Q: Some of the Honors Program students are planning a theatrical rally, a pro-Lincoln march on campus shortly before your talk begins. They’ll have railroad ties and signs and are half-jokingly calling it the first or the only rally for Lincoln in Florida. What do you think of that?
A: Is that correct? I’ll bet it’s one more rally than they actually had. He certainly didn’t get votes there There were 33 states in 1860, 10 in the South. They would not even list him on the presidential ballot. Then Florida seceded from the union on January 10, 1861.
Q: And we think politics is divisive now. Is that inaccurate, historically?
A: It repeats itself. In the 1850s, they said senators and congressmen had pistols in their desks in Washington. It was pretty much a ticking time bomb.
Q: How do you view the current comparisons between Lincoln and President Barack Obama?
A: I think that’s a mixed bag. It was easy for Obama to make that claim, coming out of Illinois. But there is a 180-degree difference in their view of government. Lincoln would never have had big government doing everything. But it was good to talk about Lincoln. It takes us back to the reasons we used black troops during the Civil War. One of the reasons was that if everybody saw black men fighting, they would know that black soldiers should also have citizenship and the right to vote.
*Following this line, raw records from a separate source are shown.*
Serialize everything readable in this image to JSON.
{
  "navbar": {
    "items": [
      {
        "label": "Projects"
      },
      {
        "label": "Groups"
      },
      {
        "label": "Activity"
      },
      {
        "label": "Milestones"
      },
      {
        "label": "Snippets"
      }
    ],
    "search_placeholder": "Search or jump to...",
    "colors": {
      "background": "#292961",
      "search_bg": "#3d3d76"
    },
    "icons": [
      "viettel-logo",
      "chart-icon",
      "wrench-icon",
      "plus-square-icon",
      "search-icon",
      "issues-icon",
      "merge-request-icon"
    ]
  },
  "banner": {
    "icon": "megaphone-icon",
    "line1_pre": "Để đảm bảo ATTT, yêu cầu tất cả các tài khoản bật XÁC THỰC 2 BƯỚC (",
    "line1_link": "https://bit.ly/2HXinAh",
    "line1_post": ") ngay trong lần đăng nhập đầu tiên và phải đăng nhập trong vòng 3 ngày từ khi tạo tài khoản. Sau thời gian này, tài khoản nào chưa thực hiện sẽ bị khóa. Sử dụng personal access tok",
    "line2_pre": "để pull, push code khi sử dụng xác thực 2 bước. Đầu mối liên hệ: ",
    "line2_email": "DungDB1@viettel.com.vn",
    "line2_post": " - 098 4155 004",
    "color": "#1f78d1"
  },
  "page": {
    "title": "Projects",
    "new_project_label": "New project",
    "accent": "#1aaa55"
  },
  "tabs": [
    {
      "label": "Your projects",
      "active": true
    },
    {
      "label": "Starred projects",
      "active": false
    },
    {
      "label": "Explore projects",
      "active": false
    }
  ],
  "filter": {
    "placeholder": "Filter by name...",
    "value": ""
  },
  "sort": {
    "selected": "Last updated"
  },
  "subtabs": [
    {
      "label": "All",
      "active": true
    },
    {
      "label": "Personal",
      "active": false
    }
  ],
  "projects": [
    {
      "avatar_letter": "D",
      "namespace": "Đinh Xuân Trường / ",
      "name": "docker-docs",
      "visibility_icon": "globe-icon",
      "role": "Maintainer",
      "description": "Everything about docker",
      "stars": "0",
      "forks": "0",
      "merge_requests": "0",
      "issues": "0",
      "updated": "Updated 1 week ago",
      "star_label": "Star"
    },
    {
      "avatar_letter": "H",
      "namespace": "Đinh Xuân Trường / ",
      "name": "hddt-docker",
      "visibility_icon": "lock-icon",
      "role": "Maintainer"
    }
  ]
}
And eventually, from there, the standing to run for office. It’s a natural progression.
Q: What do you do to make your voice sound like Lincoln’s?
A: We don’t have any electronic recordings, so I have learned from the way his contemporaries wrote about his voice inflections, and phrases he liked to use. His “g”s were gone from the “ing” endings of words, like “meetin’ ” instead of “meeting.” And I tried to go listen to a lot of the old-timers in farm country in central Illinois when I speak to get the inflection right. But we don’t absolutely know that it is right.